ILRI Mitigation in livestock systems and LED pathways
CCAFS is working together with the International Institute for Applied Systems Analysis (IIASA) to identify low emissions agricultural pathways and priorities for climate change mitigation in agricultural landscapes using integrated assessment modelling (the Global Biosphere Management Model - GLOBIOM) and scenarios.
The most significant sources of GHG emissions and mitigation potentials (considering carbon removals and avoided future emissions) from agriculture and land-use sectors have been identified. However, in many cases the impact of low emissions development (LED) on food production, livelihoods and equity – in short on trade-offs – is still being studied. Considerations and analysis of LED trade-offs and benefits involving protection and growth of food security and livelihoods include gender. This project informs decision-makers to ensure that LED is achieved while protecting food security and livelihoods and increasing gender equity. All results are resources for national decision-making and investment in evidence-based LED pathways and agricultural development.
In 2013 and 2014, the project focused on calculating the extent of agricultural mitigation necessary in developing countries and the effect of selected emissions floors on meeting future climate target thresholds. In 2015, the team conducted a spatial analysis of mitigation priorities globally for selected policy pathways. In 2015 and 2016, the project determined a target for agricultural mitigation and assessed the necessity of mitigation globally and regionally in the agriculture sector.
The project contributed to development of a new set of scenarios along the Shared Socio-economic Pathways (SSPs) and the GHG mitigation dimension represented by the Representative Concentration Pathways (Fricko et al. 2016). These scenarios show the role agriculture has to play in climate change stabilization, and they are likely to become the backbone of the climate assessments for the next decades. Related results show that, at least in the medium term, the effects of GHG mitigation could be worse in terms of food availability than the effects of climate change itself if policies are not carefully designed.
The project has also examined mitigation potentials in agricultural sector and which policies could avoid the trade-offs between climate change mitigation and food availability. Policy makers will find useful information about which mitigation options have the largest economic mitigation potential in which region. International negotiations will benefit from the insights in country typology which in particular allows to identify countries key to influencing global climate change. Finally, soil organic carbon sequestration as a win-win-win option for climate-smart agriculture has been assessed again in view of its potential to reduce the trade-offs between mitigation and development. These insights allow for a more balanced consideration of the agricultural sector in future international climate agreements and in the design of national policies. Publications on these topics are forthcoming.

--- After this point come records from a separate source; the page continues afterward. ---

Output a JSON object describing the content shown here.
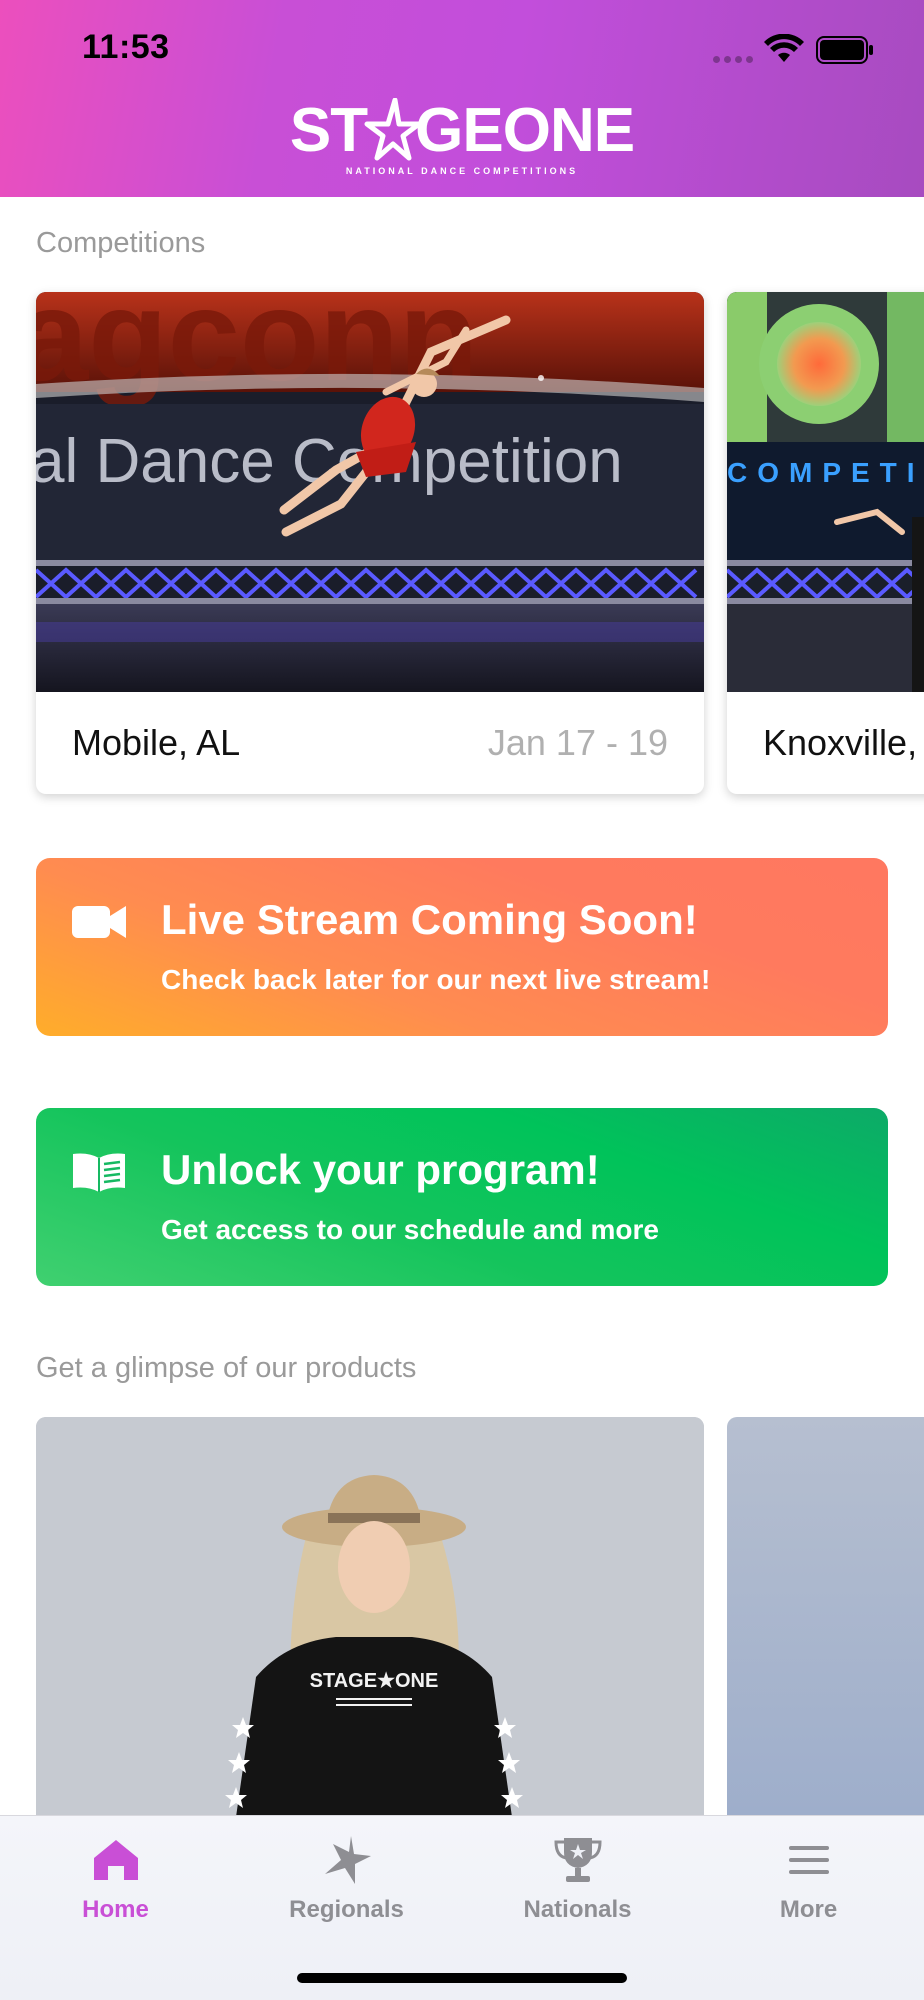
{
  "status_bar": {
    "time": "11:53"
  },
  "header": {
    "logo_left": "ST",
    "logo_right": "GEONE",
    "logo_subtitle": "NATIONAL DANCE COMPETITIONS"
  },
  "competitions": {
    "section_title": "Competitions",
    "items": [
      {
        "city": "Mobile, AL",
        "dates": "Jan 17 - 19",
        "backdrop_text": "al Dance Competition"
      },
      {
        "city": "Knoxville, TN",
        "dates": "",
        "backdrop_text": "COMPETI"
      }
    ]
  },
  "live_stream": {
    "title": "Live Stream Coming Soon!",
    "subtitle": "Check back later for our next live stream!",
    "icon": "video-camera-icon"
  },
  "program": {
    "title": "Unlock your program!",
    "subtitle": "Get access to our schedule and more",
    "icon": "open-book-icon"
  },
  "products": {
    "section_title": "Get a glimpse of our products",
    "shirt_text": "STAGE★ONE"
  },
  "tabs": [
    {
      "label": "Home",
      "icon": "home-icon",
      "active": true
    },
    {
      "label": "Regionals",
      "icon": "star-icon",
      "active": false
    },
    {
      "label": "Nationals",
      "icon": "trophy-icon",
      "active": false
    },
    {
      "label": "More",
      "icon": "menu-icon",
      "active": false
    }
  ],
  "colors": {
    "accent": "#c94fd6",
    "live_gradient": [
      "#ffad2a",
      "#ff7860"
    ],
    "program_gradient": [
      "#40d070",
      "#0daa68"
    ]
  }
}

The modeling community is benefitting from new detailed marginal abatement cost curves, which now cover all three important mitigation wedges - technological solutions, structural change and demand side adjustments – in a consistent way.

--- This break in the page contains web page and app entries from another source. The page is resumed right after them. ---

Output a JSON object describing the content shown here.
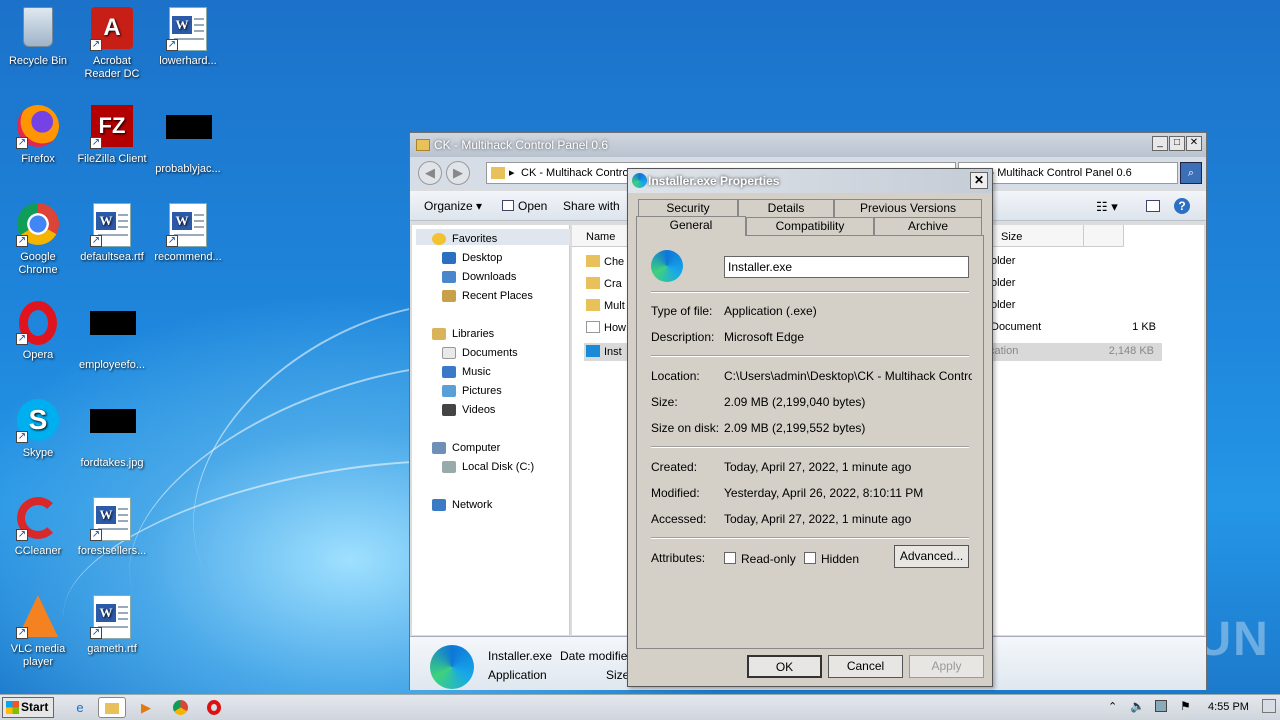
{
  "desktop": {
    "icons": [
      {
        "label": "Recycle Bin",
        "icon": "recycle-bin-icon"
      },
      {
        "label": "Acrobat Reader DC",
        "icon": "acrobat-icon"
      },
      {
        "label": "lowerhard...",
        "icon": "word-doc-icon"
      },
      {
        "label": "Firefox",
        "icon": "firefox-icon"
      },
      {
        "label": "FileZilla Client",
        "icon": "filezilla-icon"
      },
      {
        "label": "probablyjac...",
        "icon": "redacted-file-icon"
      },
      {
        "label": "Google Chrome",
        "icon": "chrome-icon"
      },
      {
        "label": "defaultsea.rtf",
        "icon": "word-doc-icon"
      },
      {
        "label": "recommend...",
        "icon": "word-doc-icon"
      },
      {
        "label": "Opera",
        "icon": "opera-icon"
      },
      {
        "label": "employeefo...",
        "icon": "redacted-file-icon"
      },
      {
        "label": "Skype",
        "icon": "skype-icon"
      },
      {
        "label": "fordtakes.jpg",
        "icon": "redacted-file-icon"
      },
      {
        "label": "CCleaner",
        "icon": "ccleaner-icon"
      },
      {
        "label": "forestsellers...",
        "icon": "word-doc-icon"
      },
      {
        "label": "VLC media player",
        "icon": "vlc-icon"
      },
      {
        "label": "gameth.rtf",
        "icon": "word-doc-icon"
      }
    ],
    "watermark": "ANY RUN"
  },
  "explorer": {
    "title": "CK - Multihack Control Panel 0.6",
    "address": "CK - Multihack Control",
    "search_value": "h CK - Multihack Control Panel 0.6",
    "commands": {
      "organize": "Organize",
      "open": "Open",
      "share": "Share with"
    },
    "nav": {
      "favorites": "Favorites",
      "desktop": "Desktop",
      "downloads": "Downloads",
      "recent": "Recent Places",
      "libraries": "Libraries",
      "documents": "Documents",
      "music": "Music",
      "pictures": "Pictures",
      "videos": "Videos",
      "computer": "Computer",
      "local_disk": "Local Disk (C:)",
      "network": "Network"
    },
    "columns": {
      "name": "Name",
      "size": "Size"
    },
    "rows": [
      {
        "name": "Che",
        "type": "older",
        "size": ""
      },
      {
        "name": "Cra",
        "type": "older",
        "size": ""
      },
      {
        "name": "Mult",
        "type": "older",
        "size": ""
      },
      {
        "name": "How",
        "type": "Document",
        "size": "1 KB"
      },
      {
        "name": "Inst",
        "type": "cation",
        "size": "2,148 KB"
      }
    ],
    "details": {
      "name": "Installer.exe",
      "type": "Application",
      "date_label": "Date modified",
      "size_label": "Size"
    }
  },
  "dialog": {
    "title": "Installer.exe Properties",
    "tabs_top": [
      "Security",
      "Details",
      "Previous Versions"
    ],
    "tabs_bottom": [
      "General",
      "Compatibility",
      "Archive"
    ],
    "filename": "Installer.exe",
    "type_label": "Type of file:",
    "type_value": "Application (.exe)",
    "desc_label": "Description:",
    "desc_value": "Microsoft Edge",
    "loc_label": "Location:",
    "loc_value": "C:\\Users\\admin\\Desktop\\CK - Multihack Control Pa",
    "size_label": "Size:",
    "size_value": "2.09 MB (2,199,040 bytes)",
    "disk_label": "Size on disk:",
    "disk_value": "2.09 MB (2,199,552 bytes)",
    "created_label": "Created:",
    "created_value": "Today, April 27, 2022, 1 minute ago",
    "modified_label": "Modified:",
    "modified_value": "Yesterday, April 26, 2022, 8:10:11 PM",
    "accessed_label": "Accessed:",
    "accessed_value": "Today, April 27, 2022, 1 minute ago",
    "attr_label": "Attributes:",
    "readonly": "Read-only",
    "hidden": "Hidden",
    "advanced": "Advanced...",
    "ok": "OK",
    "cancel": "Cancel",
    "apply": "Apply"
  },
  "taskbar": {
    "start": "Start",
    "clock": "4:55 PM"
  }
}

Frank S, Gavlík P, Forsell N, Valin G, Levesque A et al. 2016. Regional participation to meet climate targets: Managing trade-offs with food security. Presentation at SBSTA 44.
IIASA conducts research with funding from CCAFS. This project also received support from the United States Agency for International Development (USAID) from October 2015-December 2016.
Sadie Shelton (email@example.com)